Sony has admitted that the very existence of the 3G model of the PS Vita is ‘an experiment’ on the company’s part.
Speaking to IndustryGamers at this year’s DICE summit in Las Vegas, Sony exec Shuhei Yoshida agreed with concerns on the 3G model.
“I totally agree with where you’re coming from,” Yoshida said. “It’s a new thing to have 3G capability in a portable gaming system, and when we were working on the design of the hardware, it’s true that we believed in what we could do with 3G, but unless we have the system in the market and developers can try things and get feedback from consumers…it takes years to experiment and find a new way to use it, but unless we start somewhere we cannot even experiment.”
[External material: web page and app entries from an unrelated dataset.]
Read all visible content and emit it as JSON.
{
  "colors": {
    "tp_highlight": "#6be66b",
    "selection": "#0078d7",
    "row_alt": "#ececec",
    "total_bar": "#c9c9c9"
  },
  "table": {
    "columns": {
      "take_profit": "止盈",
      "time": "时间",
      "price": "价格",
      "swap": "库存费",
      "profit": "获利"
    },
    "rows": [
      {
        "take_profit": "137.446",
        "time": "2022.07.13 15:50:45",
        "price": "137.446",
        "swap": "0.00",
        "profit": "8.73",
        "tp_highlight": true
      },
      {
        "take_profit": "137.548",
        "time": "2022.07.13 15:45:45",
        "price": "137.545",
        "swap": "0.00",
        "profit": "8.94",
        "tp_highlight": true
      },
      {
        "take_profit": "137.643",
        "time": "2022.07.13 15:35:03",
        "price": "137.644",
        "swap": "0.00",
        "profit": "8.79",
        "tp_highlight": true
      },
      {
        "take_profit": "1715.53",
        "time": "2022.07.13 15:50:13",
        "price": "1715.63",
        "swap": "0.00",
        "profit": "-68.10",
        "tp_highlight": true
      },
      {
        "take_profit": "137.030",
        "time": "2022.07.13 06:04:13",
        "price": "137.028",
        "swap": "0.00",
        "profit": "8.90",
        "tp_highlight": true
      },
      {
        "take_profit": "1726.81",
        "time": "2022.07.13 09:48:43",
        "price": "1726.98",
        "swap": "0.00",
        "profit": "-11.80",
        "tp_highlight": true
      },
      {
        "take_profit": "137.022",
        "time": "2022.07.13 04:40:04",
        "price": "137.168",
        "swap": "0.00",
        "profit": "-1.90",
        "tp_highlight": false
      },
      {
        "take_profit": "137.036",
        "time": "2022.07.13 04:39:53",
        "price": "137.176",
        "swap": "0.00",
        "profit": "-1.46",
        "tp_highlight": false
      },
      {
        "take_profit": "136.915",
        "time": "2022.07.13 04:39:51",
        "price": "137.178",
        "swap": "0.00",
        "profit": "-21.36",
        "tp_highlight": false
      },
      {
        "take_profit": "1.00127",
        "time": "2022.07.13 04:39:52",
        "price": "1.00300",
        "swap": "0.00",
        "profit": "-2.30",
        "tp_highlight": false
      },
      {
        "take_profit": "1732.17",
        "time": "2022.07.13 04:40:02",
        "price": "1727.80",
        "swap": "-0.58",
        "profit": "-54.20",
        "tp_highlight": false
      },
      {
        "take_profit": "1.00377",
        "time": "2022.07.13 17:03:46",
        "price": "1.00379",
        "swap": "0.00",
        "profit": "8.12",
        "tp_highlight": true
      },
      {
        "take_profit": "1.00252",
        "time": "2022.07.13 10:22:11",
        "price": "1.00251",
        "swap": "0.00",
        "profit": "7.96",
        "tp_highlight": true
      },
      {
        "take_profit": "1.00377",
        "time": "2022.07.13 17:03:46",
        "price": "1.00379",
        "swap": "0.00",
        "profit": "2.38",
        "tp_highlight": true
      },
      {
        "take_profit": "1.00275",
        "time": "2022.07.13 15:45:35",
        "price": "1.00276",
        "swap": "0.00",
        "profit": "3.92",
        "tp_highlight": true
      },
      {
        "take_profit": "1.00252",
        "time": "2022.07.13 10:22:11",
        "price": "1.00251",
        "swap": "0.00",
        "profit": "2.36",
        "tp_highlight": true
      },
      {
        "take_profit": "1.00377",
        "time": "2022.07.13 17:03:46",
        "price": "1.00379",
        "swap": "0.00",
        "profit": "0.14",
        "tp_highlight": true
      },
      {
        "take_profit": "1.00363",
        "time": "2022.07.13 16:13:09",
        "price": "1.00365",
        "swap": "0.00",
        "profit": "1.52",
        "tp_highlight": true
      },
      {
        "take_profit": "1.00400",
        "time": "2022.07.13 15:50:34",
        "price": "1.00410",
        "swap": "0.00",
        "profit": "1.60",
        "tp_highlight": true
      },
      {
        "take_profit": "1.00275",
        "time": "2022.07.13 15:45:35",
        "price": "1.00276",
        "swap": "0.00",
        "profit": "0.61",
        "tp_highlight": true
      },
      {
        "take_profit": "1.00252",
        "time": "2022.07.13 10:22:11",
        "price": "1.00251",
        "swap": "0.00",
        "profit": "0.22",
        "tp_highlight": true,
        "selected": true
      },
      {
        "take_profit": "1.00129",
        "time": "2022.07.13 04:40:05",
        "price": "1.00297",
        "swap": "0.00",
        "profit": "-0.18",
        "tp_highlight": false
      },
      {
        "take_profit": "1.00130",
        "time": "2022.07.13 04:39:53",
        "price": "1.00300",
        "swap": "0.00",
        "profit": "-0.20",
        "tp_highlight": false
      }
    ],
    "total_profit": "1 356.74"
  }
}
Why buy the 3G model if it’s such a risk, then? “So 3G is our investment in the future. I hope some consumers will believe in that investment of their money for the future. These systems last many years, and we will upgrade firmware, add new features, but it’s not easy to update hardware.
“But the main purpose we believe in for having 3G in PS Vita is the social connectivity features that we have put at the center of PS Vita. When you open a game, you don’t automatically start a game, but you’re taken to one page which is constantly updated from publishers as well as your friends doing activities or giving you in-game items. So all that social connectivity is enabled by the 3G.”
Yoshida reasons that, while we won’t be playing Call of Duty matches on the bus, we could instead by competing for leaderboards etc.
“So if you want to send your friend something or check to see if your score is being beaten, it’s immediate, and beyond the social connectivity there’s also asynchronous gameplay that lots of social games on Facebook do so well. We’re integrating in-game many of these features,” he said.
“For example, MotorStorm is being released at launch in the U.S. and Europe, and when you complete each event in the game, you can send your challenge to your friend. When you receive your challenge through 3G, you can immediately play with just one press of a button, to get started and play the same event [as your friend]. And yes, this is doable over Wi-Fi if you’re connected, but Wi-Fi isn’t available everywhere. 3G is not good for real-time, heavy online play, but for these social and asynchronous features, it’s quite capable.”
Sounds perfect for something like Need for Speed‘s Autolog service. With PlayStation Vita’s launch coming around half a day now, will the 3G version see as much love as the Wi-Fi?